FDI policies in China have strengthened institutional capacity. China radically liberalised the services sector in its accession to the World Trade Organisation (WTO) and this triggered a shift of FDI towards the service sector. By 2009 FDI in services increased 3 times from than in 2000. Regional production networks in East Asia grew substantially in the early 2000s and as a result, thousands of MNEs have invested into China. The nation’s highly decentralised FDI approval and policy implementation creates opportunities for healthy competition for FDI.
Having looked at the empirical data, FDI appears to be effective in aiding economic growth in developing Asia. However, in recent years, rising wages and production costs, particularly in the coastal region, have put an end to the significant edge that China once held in manufacturing in general and labour-intensive production in particular. Now, in most South Asian countries, including India, the services sector hosts more FDI than any other sector.
Sub-Saharan Africa has seen an increase in investment into human capital, namely through the establishment of American universities, and research and training centres. These supply-side policies should increase productive capacities, yet there has been a lack of improvement to the human development index in this region. However, consumer expenditure has risen and people are being alleviated from poverty. The World Bank states that 13% of the population in Africa fall under the stable middle class, but by 2060, this has been forecasted to reach 42% of the predicted population. This embodies the long-run growth and development aided by FDI.
In conclusion, the extent to which economic growth is stimulated in Sub-Saharan Africa as a result of FDI depends poignantly on the use of the FDI and the government’s economic climate. The IMF states that, in order to reap the full benefits of FDI, African governments must ‘de-risk the situation’ by ‘providing better regulatory frameworks, financial stability and security’. For example, African government could introduce reforms such as formal property rights.

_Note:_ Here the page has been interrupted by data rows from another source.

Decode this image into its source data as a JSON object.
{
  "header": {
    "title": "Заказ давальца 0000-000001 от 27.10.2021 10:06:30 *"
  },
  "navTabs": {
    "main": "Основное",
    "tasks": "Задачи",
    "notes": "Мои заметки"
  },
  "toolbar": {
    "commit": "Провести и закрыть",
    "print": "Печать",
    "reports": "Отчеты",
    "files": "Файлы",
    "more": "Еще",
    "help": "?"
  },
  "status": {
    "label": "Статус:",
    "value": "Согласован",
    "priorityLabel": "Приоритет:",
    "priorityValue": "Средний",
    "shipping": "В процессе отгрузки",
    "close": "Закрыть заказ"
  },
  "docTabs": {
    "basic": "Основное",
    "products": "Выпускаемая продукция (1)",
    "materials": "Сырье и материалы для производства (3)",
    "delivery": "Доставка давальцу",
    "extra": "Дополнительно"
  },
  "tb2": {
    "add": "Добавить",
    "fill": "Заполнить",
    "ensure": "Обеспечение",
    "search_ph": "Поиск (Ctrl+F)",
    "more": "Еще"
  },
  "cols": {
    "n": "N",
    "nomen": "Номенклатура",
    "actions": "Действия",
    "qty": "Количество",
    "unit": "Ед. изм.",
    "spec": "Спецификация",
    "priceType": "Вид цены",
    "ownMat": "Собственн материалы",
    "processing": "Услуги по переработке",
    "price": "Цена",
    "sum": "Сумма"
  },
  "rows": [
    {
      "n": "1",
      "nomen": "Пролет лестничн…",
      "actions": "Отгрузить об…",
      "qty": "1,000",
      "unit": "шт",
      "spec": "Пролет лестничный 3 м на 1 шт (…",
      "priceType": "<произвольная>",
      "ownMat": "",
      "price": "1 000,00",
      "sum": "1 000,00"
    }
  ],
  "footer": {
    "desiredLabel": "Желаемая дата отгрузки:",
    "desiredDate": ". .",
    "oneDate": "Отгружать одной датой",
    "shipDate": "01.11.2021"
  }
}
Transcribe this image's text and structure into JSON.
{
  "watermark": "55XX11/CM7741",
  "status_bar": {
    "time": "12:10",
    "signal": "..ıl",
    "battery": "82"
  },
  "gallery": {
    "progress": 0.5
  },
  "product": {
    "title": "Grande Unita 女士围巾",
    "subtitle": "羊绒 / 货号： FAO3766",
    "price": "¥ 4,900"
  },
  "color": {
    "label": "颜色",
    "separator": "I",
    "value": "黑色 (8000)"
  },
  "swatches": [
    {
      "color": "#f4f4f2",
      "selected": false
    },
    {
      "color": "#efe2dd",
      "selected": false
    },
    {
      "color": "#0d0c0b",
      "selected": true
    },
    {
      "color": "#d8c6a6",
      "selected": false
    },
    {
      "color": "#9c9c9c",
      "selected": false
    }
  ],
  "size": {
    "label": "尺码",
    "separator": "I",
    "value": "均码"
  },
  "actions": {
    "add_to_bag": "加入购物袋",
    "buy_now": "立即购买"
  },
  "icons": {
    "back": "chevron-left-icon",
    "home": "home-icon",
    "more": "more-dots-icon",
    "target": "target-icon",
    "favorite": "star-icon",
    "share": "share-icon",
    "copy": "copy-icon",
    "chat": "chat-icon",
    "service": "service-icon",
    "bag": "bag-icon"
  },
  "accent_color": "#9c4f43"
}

In Latin America, the economic climate poses limitations on the potential positive effects of FDI: according to the economic complexity index (ECI), taking into account income per capita in the region, Latin American nations are one of the least diversified in the world, specialising in primary goods and natural resources. After the global plummeting of these prices, the services sector has gradually grown. However, growth is still stagnant overall, perhaps due to Lund’s theory that in the manufacturing sector, FDI leads to growth, whereas in the service sector, FDI does not. This is potentially explained with the idea that services provide less advanced technology and access to export markets or linkages to local enterprises. FDI is not highly successful in Latin America. Porzecanski and Gallgher (2007) showed that the expected benefits towards development and growth did not materialise.
In response to over-dependence, the UN agency has urged regional countries to reverse this trend by diversifying their economies and boosting innovation, warning that FDI could decline as much as 8% this year.
In Asia, however, FDI has led to significant economic growth. Lee and Shin (2012) presented regression evidence indicating that FDI led to substantial technology spill-overs, concluding that FDI inflows lead to large welfare gains in countries like China, Indonesia, Malaysia, the Philippines, and Thailand.